**What is needed:**
Could you repeat the listing exactly, leaving out the pictures?
Listed entries section start
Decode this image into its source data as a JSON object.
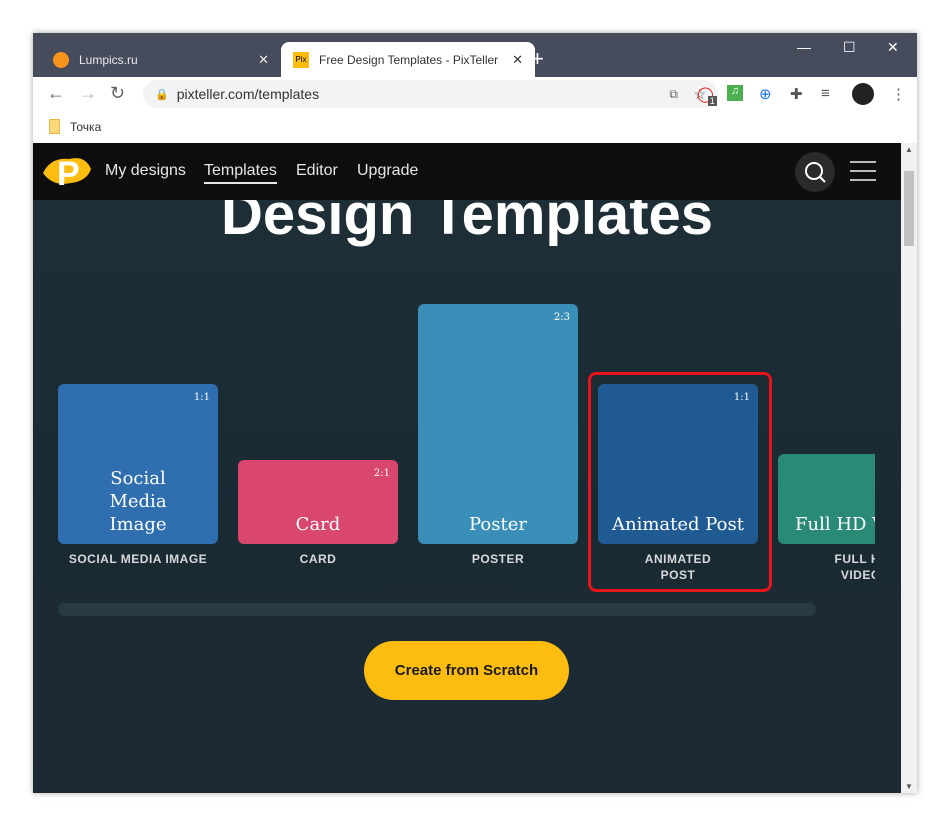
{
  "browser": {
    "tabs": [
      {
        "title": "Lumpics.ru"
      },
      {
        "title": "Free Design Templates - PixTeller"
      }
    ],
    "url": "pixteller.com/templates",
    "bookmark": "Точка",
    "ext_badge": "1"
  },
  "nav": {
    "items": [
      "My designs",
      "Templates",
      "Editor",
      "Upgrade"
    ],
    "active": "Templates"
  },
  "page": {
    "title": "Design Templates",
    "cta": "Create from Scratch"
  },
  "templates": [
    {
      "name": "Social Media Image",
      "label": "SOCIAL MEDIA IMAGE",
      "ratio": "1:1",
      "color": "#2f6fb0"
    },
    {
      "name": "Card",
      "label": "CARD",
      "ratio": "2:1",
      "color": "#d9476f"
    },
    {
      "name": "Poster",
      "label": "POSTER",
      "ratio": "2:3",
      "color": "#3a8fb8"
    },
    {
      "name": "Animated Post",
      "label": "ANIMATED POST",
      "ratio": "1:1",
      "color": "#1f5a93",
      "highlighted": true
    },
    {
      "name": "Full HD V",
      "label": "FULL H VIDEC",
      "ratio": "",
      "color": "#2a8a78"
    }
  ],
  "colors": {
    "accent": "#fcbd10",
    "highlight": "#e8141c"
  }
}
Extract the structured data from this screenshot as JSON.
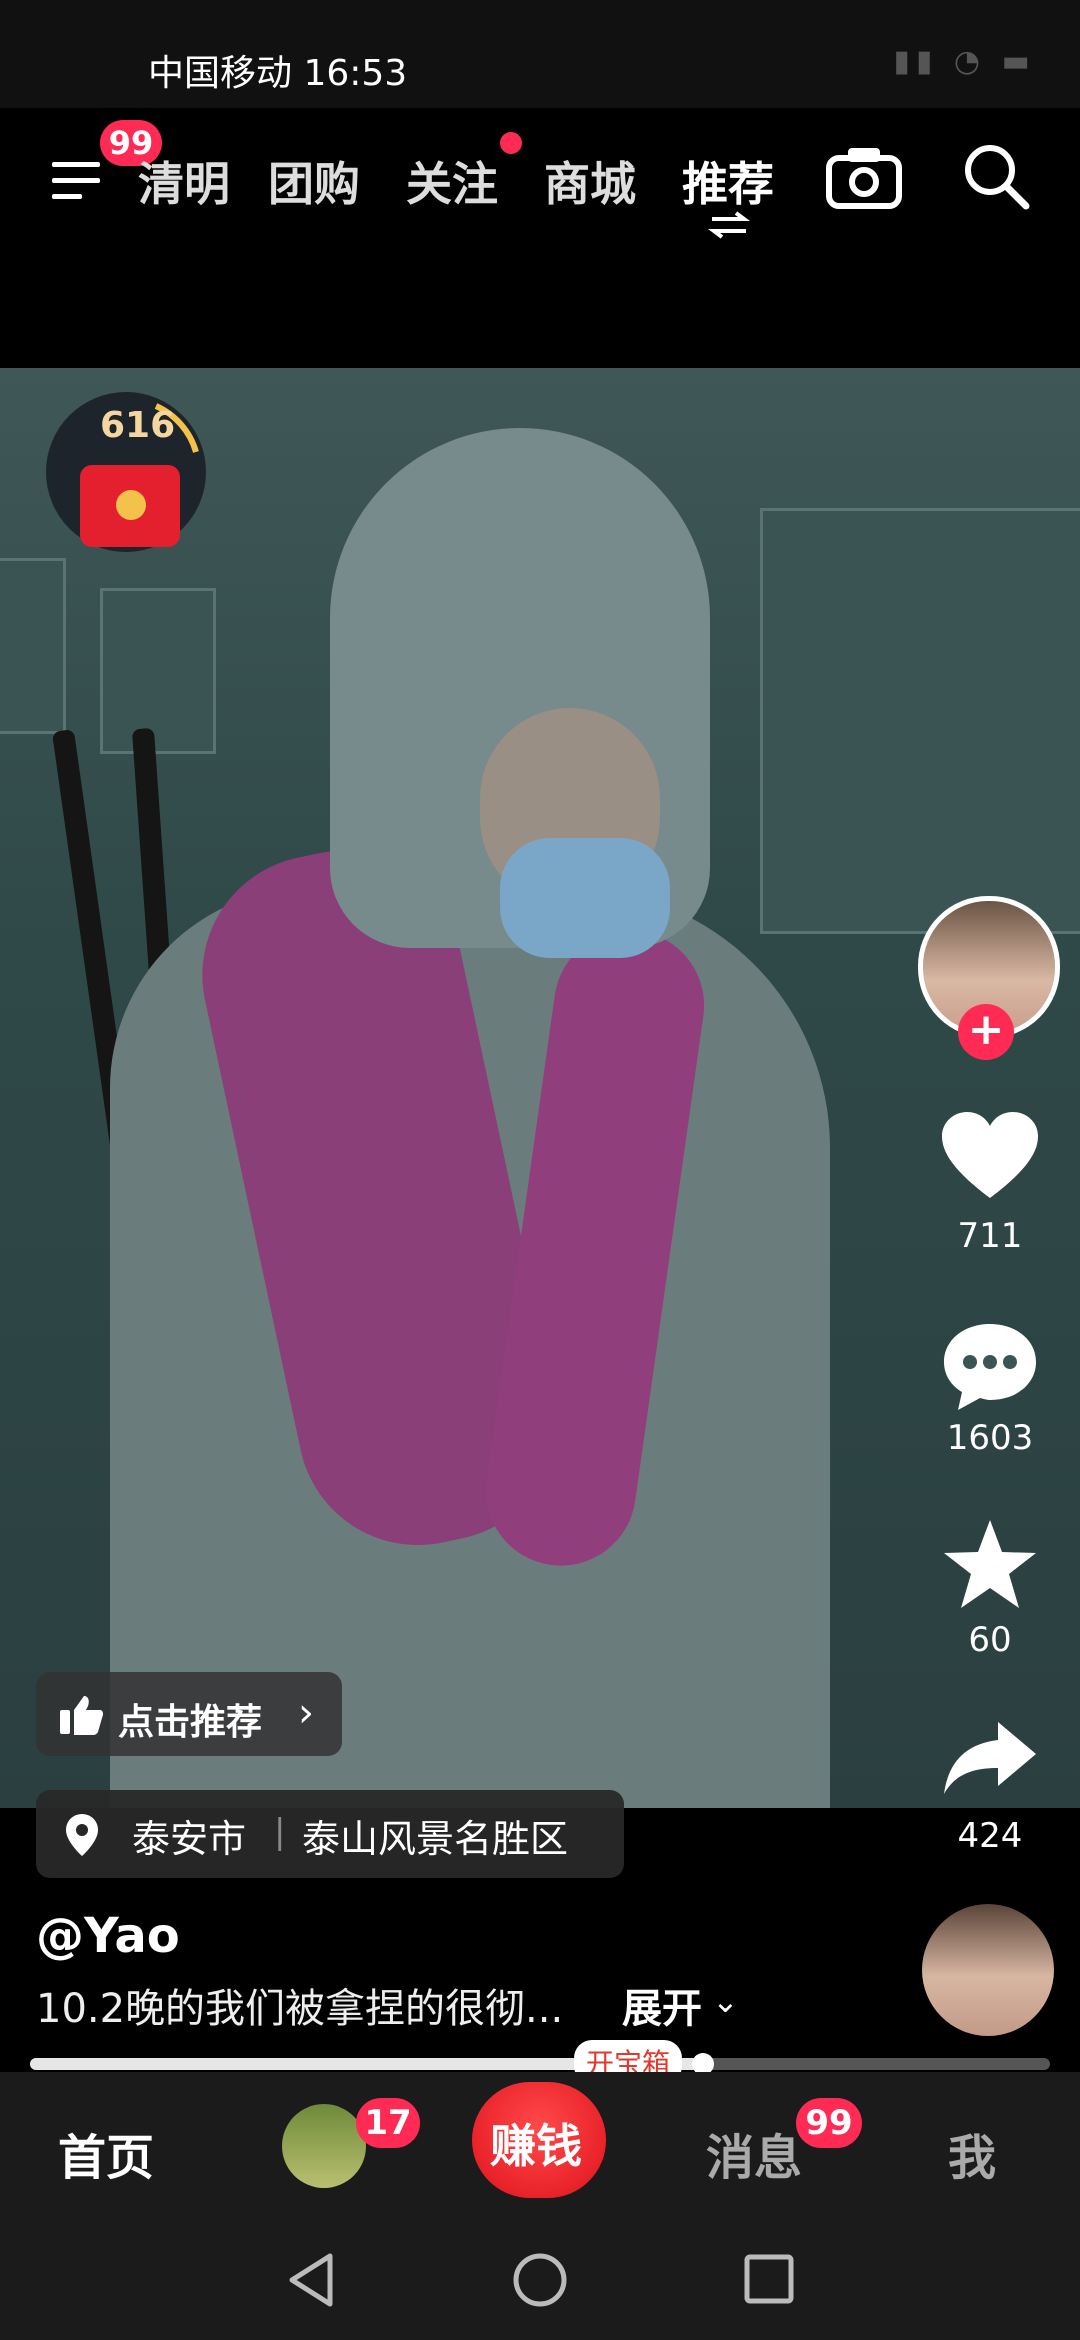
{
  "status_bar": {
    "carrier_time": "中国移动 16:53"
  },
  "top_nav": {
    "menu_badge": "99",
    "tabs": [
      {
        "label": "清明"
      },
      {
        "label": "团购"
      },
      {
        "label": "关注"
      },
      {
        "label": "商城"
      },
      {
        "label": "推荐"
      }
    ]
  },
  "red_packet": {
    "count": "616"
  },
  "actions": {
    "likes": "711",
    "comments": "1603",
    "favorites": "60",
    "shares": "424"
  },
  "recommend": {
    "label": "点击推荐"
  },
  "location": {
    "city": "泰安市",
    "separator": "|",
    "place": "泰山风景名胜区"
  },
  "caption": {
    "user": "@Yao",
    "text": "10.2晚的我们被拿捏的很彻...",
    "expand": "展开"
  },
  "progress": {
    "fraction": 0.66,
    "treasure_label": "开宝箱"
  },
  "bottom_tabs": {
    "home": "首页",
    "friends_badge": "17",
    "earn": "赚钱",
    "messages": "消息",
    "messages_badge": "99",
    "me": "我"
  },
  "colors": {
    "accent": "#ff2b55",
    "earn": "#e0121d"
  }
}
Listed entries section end
**Task output:**
Decode this image into its source data as a JSON object.
{
  "browser": {
    "tabs": [
      {
        "title": "Lumpics.ru"
      },
      {
        "title": "Free Design Templates - PixTeller"
      }
    ],
    "url": "pixteller.com/templates",
    "bookmark": "Точка",
    "ext_badge": "1"
  },
  "nav": {
    "items": [
      "My designs",
      "Templates",
      "Editor",
      "Upgrade"
    ],
    "active": "Templates"
  },
  "page": {
    "title": "Design Templates",
    "cta": "Create from Scratch"
  },
  "templates": [
    {
      "name": "Social Media Image",
      "label": "SOCIAL MEDIA IMAGE",
      "ratio": "1:1",
      "color": "#2f6fb0"
    },
    {
      "name": "Card",
      "label": "CARD",
      "ratio": "2:1",
      "color": "#d9476f"
    },
    {
      "name": "Poster",
      "label": "POSTER",
      "ratio": "2:3",
      "color": "#3a8fb8"
    },
    {
      "name": "Animated Post",
      "label": "ANIMATED POST",
      "ratio": "1:1",
      "color": "#1f5a93",
      "highlighted": true
    },
    {
      "name": "Full HD V",
      "label": "FULL H VIDEC",
      "ratio": "",
      "color": "#2a8a78"
    }
  ],
  "colors": {
    "accent": "#fcbd10",
    "highlight": "#e8141c"
  }
}
Extract the structured data from this screenshot as JSON.
{
  "status_bar": {
    "carrier_time": "中国移动 16:53"
  },
  "top_nav": {
    "menu_badge": "99",
    "tabs": [
      {
        "label": "清明"
      },
      {
        "label": "团购"
      },
      {
        "label": "关注"
      },
      {
        "label": "商城"
      },
      {
        "label": "推荐"
      }
    ]
  },
  "red_packet": {
    "count": "616"
  },
  "actions": {
    "likes": "711",
    "comments": "1603",
    "favorites": "60",
    "shares": "424"
  },
  "recommend": {
    "label": "点击推荐"
  },
  "location": {
    "city": "泰安市",
    "separator": "|",
    "place": "泰山风景名胜区"
  },
  "caption": {
    "user": "@Yao",
    "text": "10.2晚的我们被拿捏的很彻...",
    "expand": "展开"
  },
  "progress": {
    "fraction": 0.66,
    "treasure_label": "开宝箱"
  },
  "bottom_tabs": {
    "home": "首页",
    "friends_badge": "17",
    "earn": "赚钱",
    "messages": "消息",
    "messages_badge": "99",
    "me": "我"
  },
  "colors": {
    "accent": "#ff2b55",
    "earn": "#e0121d"
  }
}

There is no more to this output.